Yol Valley is a cramped and cavernous valley that measures 10 km long and is surrounded by imposing rocky cliffs reaching 200 meters high on all sides. Its best and most interesting quality is that, despite being in the middle of the Gobi Desert, the valley builds large masses of ice. A residual 10 feet thick of ice is formed more so in the winter months. It is an ideal excursion and trekking place. You can browse the entire distance on foot that allows you to traverse the entire valley (2.5 hours). It is very interesting because there are few people who visit this attraction. You can also try it on horseback (only if there is no ice in the middle). It is advisable that you camp overnight in this area and spend a day hiking to other, longer, and less traveled paths encompassing the valley.
This picturesque canyon offers an excellent location for walking on the sides of the gorge as you tread the rise to the beautiful mountains. In the winter, this very gorge forms a small stream that freezes in the winter and forms an enormous mass of ice. This valley also has beautiful vegetation and wild hamsters running around. If you come in July or August, you will see the “promised ice” in the middle of the desert. But, you will not see the snow leopard and ibex. The animals there are mostly Mongolian pikas. But in general, you will experience a beautiful valley with grass and shrubs, a rarity if it is your first time to travel on the Gobi Desert.
The Gandantegchinlen Monastery is the country's largest monastery. It is interesting to see. Inside, there is a reconstruction of a 26-meter Buddha covered with gold leaf. It was reconstructed because the Russians destroyed it. You should visit around 10:00 am to see the monks in their prayers. There are usually a lot of people (and pigeons) which makes it a unique experience, not only for the monumental part, but also as an example of everyday life. Do not miss the building with the giant Buddha; it is spectacular.
At the heart of Ulan Bator is the largest Mongolian temple complex, allowing every spectator the opportunity to plunge into the life of the Buddhist monks. You’ll be able to watch as the monks recite the mantra, create a mandala and be immersed in meditation. You’ll be there to walk on campus and scroll all the prayer wheels, and feed the pigeons populating all the open space and wire handrails. Everywhere, you can see golden prayer wheels and the all believing Mongols walk along and press the squeaky mills. In such a space, you’ll travel clockwise around the room and leave the room backwards because you can never turn your back on Buddha as exemplified by the praying monks. In the white temple, stands a 26m high golden statue of Buddha which was also built recently, after everything was destroyed during the war and the gold and the jewels were stolen. The imposing Buddha in the middle of the room is surrounded by 2,000 other pieces of small Buddha. The place, in its own, is beautiful, mystical, and colorful.
A visit to Ulan Bator Mongolia is an eye opening experience where you, as the eager spectator, will learn to comprehend how much they value their historic past and main religion: Buddhism. They honor the man who is responsible for their freedom from the early settlers with huge monuments. Its museums provide insightful details about their historic past in a manner that is easily understood.
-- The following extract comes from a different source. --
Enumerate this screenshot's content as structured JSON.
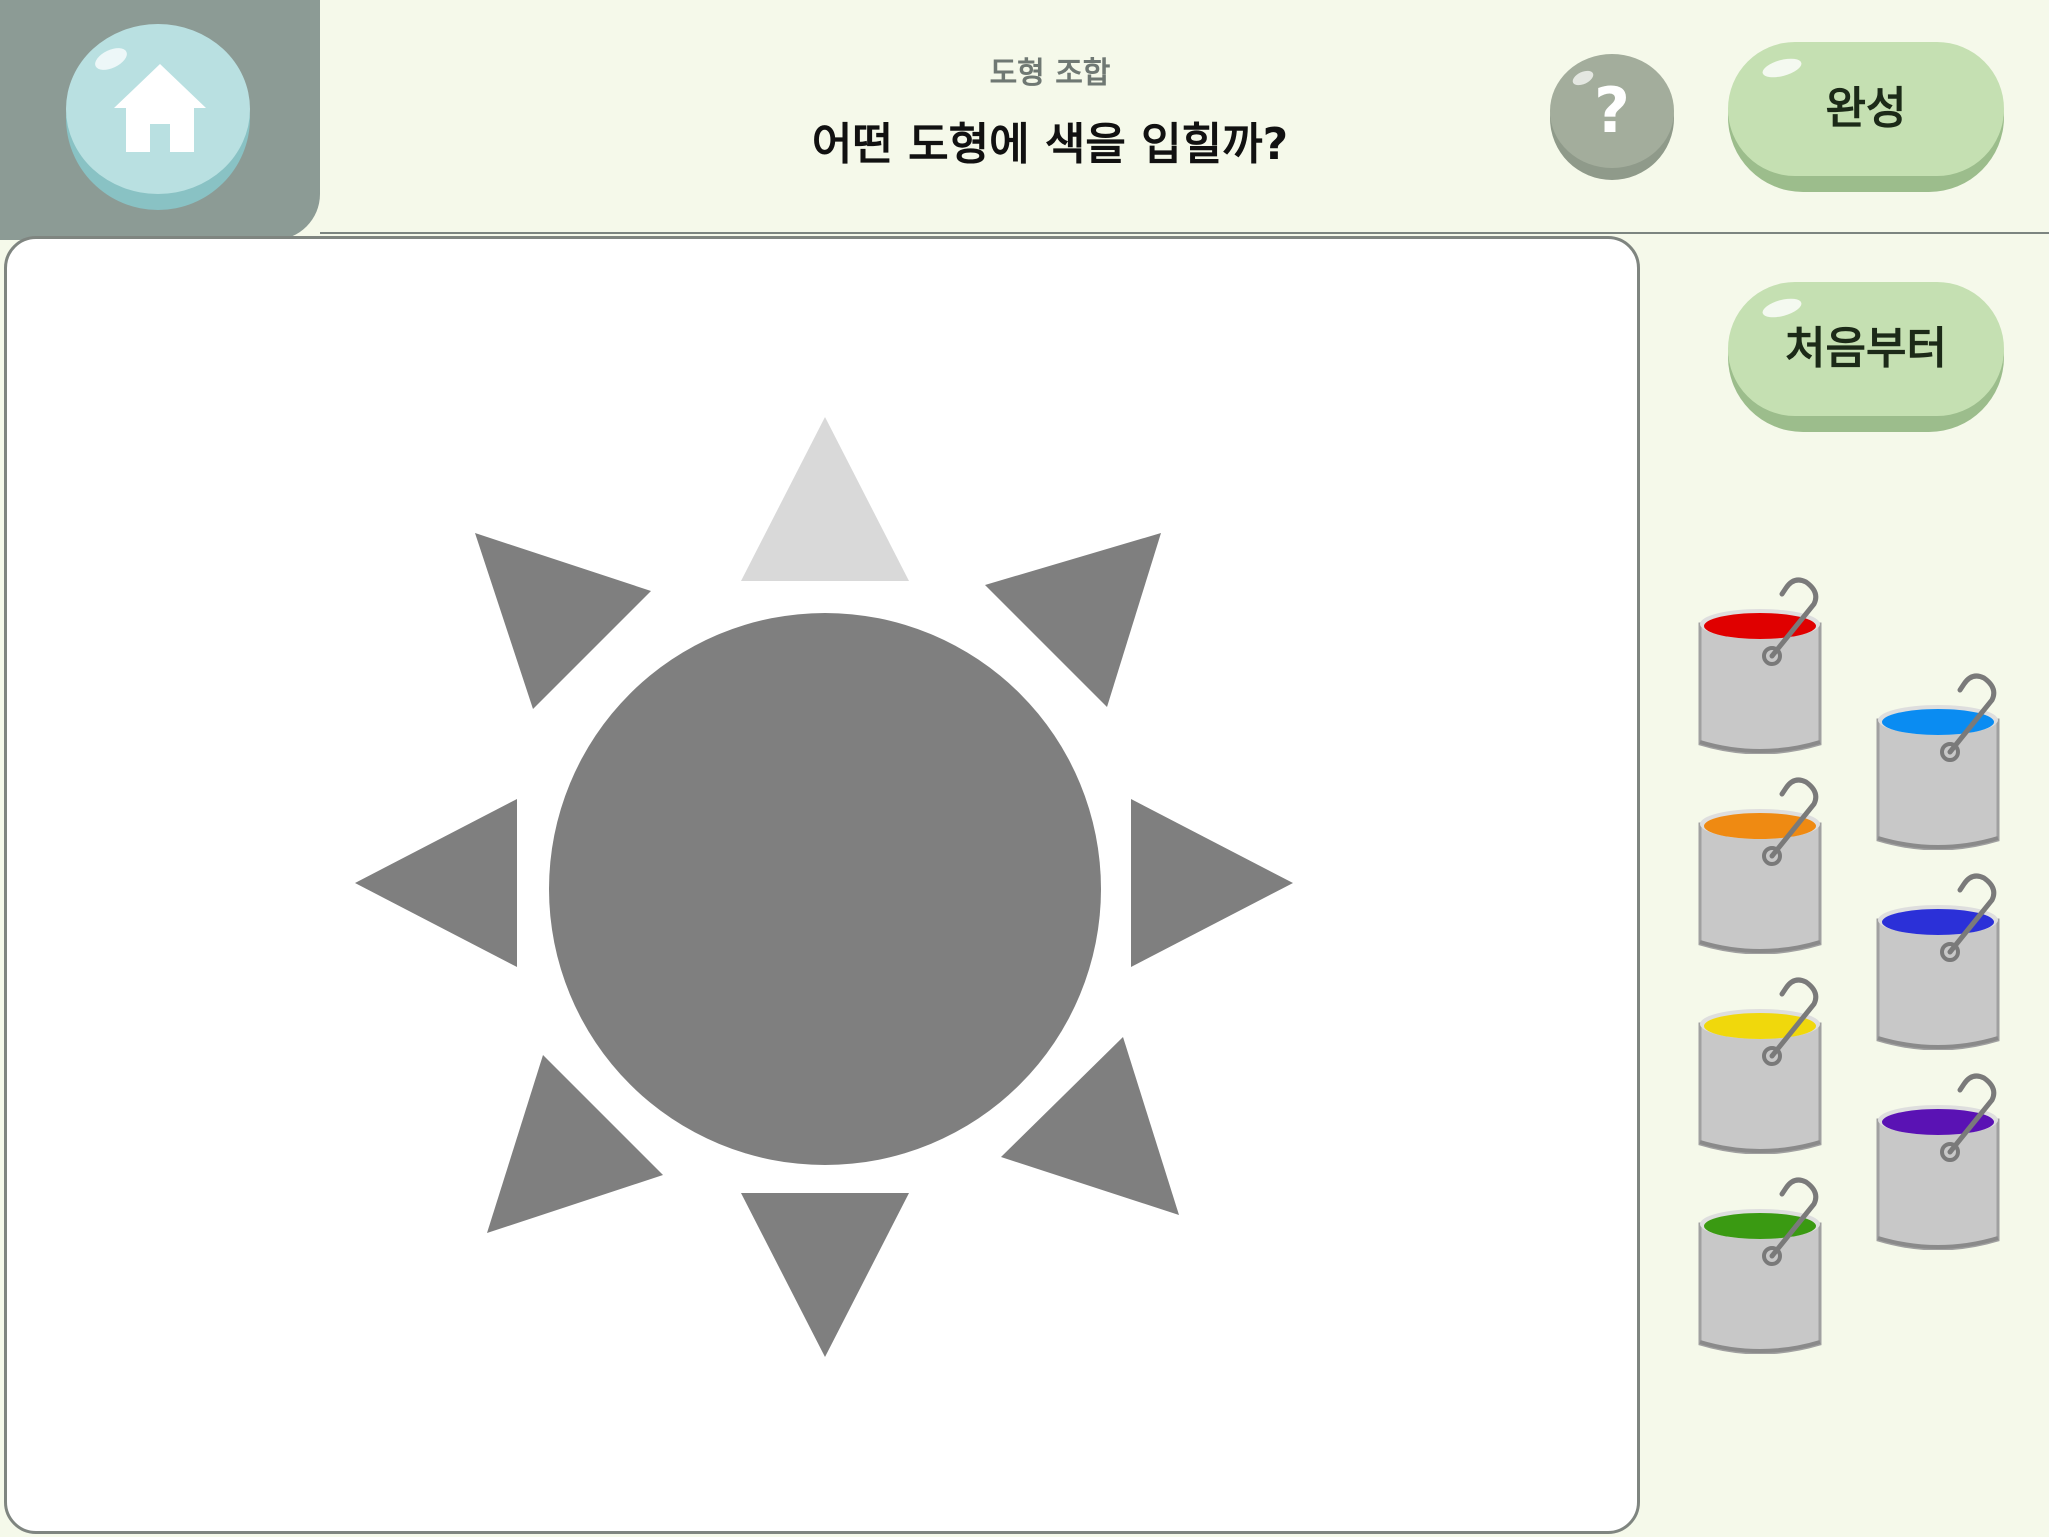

Another impressive quality of the city is that they have managed to keep everything intact, as they have a deep respect for their heritage. They maintain all of their historical attractions and share them free with the public as much as possible. If you come to Mongolia, include the city of Ulan Bator in your bucket list of exciting places to visit.